Records from a dataset
◇ ◇ ◇ ◇
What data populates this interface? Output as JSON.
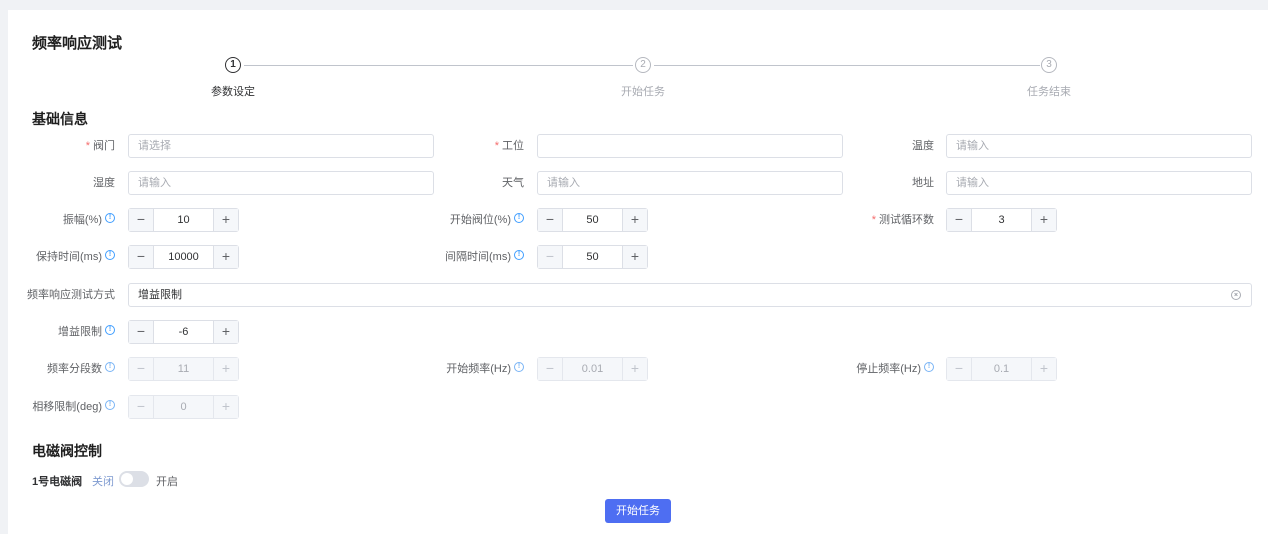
{
  "page": {
    "title": "频率响应测试"
  },
  "steps": [
    {
      "number": "1",
      "label": "参数设定"
    },
    {
      "number": "2",
      "label": "开始任务"
    },
    {
      "number": "3",
      "label": "任务结束"
    }
  ],
  "basic": {
    "title": "基础信息",
    "valve": {
      "label": "阀门",
      "placeholder": "请选择"
    },
    "station": {
      "label": "工位",
      "value": ""
    },
    "temperature": {
      "label": "温度",
      "placeholder": "请输入"
    },
    "humidity": {
      "label": "湿度",
      "placeholder": "请输入"
    },
    "weather": {
      "label": "天气",
      "placeholder": "请输入"
    },
    "address": {
      "label": "地址",
      "placeholder": "请输入"
    },
    "amplitude": {
      "label": "振幅(%)",
      "value": "10"
    },
    "start_position": {
      "label": "开始阀位(%)",
      "value": "50"
    },
    "cycles": {
      "label": "测试循环数",
      "value": "3"
    },
    "hold_time": {
      "label": "保持时间(ms)",
      "value": "10000"
    },
    "interval_time": {
      "label": "间隔时间(ms)",
      "value": "50"
    },
    "test_method": {
      "label": "频率响应测试方式",
      "value": "增益限制"
    },
    "gain_limit": {
      "label": "增益限制",
      "value": "-6"
    },
    "freq_segments": {
      "label": "频率分段数",
      "value": "11"
    },
    "start_freq": {
      "label": "开始频率(Hz)",
      "value": "0.01"
    },
    "stop_freq": {
      "label": "停止频率(Hz)",
      "value": "0.1"
    },
    "phase_limit": {
      "label": "相移限制(deg)",
      "value": "0"
    }
  },
  "solenoid": {
    "title": "电磁阀控制",
    "item_label": "1号电磁阀",
    "off_text": "关闭",
    "on_text": "开启",
    "state": "off"
  },
  "actions": {
    "start_task": "开始任务"
  },
  "icons": {
    "tip": "info-circle-icon",
    "minus": "minus-icon",
    "plus": "plus-icon",
    "clear": "circle-close-icon"
  },
  "colors": {
    "primary": "#4e6ef2",
    "required": "#f56c6c",
    "tip": "#409eff"
  }
}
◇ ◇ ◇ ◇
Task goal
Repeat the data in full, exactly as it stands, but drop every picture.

Answer section
What data populates this interface? Output as JSON.
{
  "page": {
    "title": "频率响应测试"
  },
  "steps": [
    {
      "number": "1",
      "label": "参数设定"
    },
    {
      "number": "2",
      "label": "开始任务"
    },
    {
      "number": "3",
      "label": "任务结束"
    }
  ],
  "basic": {
    "title": "基础信息",
    "valve": {
      "label": "阀门",
      "placeholder": "请选择"
    },
    "station": {
      "label": "工位",
      "value": ""
    },
    "temperature": {
      "label": "温度",
      "placeholder": "请输入"
    },
    "humidity": {
      "label": "湿度",
      "placeholder": "请输入"
    },
    "weather": {
      "label": "天气",
      "placeholder": "请输入"
    },
    "address": {
      "label": "地址",
      "placeholder": "请输入"
    },
    "amplitude": {
      "label": "振幅(%)",
      "value": "10"
    },
    "start_position": {
      "label": "开始阀位(%)",
      "value": "50"
    },
    "cycles": {
      "label": "测试循环数",
      "value": "3"
    },
    "hold_time": {
      "label": "保持时间(ms)",
      "value": "10000"
    },
    "interval_time": {
      "label": "间隔时间(ms)",
      "value": "50"
    },
    "test_method": {
      "label": "频率响应测试方式",
      "value": "增益限制"
    },
    "gain_limit": {
      "label": "增益限制",
      "value": "-6"
    },
    "freq_segments": {
      "label": "频率分段数",
      "value": "11"
    },
    "start_freq": {
      "label": "开始频率(Hz)",
      "value": "0.01"
    },
    "stop_freq": {
      "label": "停止频率(Hz)",
      "value": "0.1"
    },
    "phase_limit": {
      "label": "相移限制(deg)",
      "value": "0"
    }
  },
  "solenoid": {
    "title": "电磁阀控制",
    "item_label": "1号电磁阀",
    "off_text": "关闭",
    "on_text": "开启",
    "state": "off"
  },
  "actions": {
    "start_task": "开始任务"
  },
  "icons": {
    "tip": "info-circle-icon",
    "minus": "minus-icon",
    "plus": "plus-icon",
    "clear": "circle-close-icon"
  },
  "colors": {
    "primary": "#4e6ef2",
    "required": "#f56c6c",
    "tip": "#409eff"
  }
}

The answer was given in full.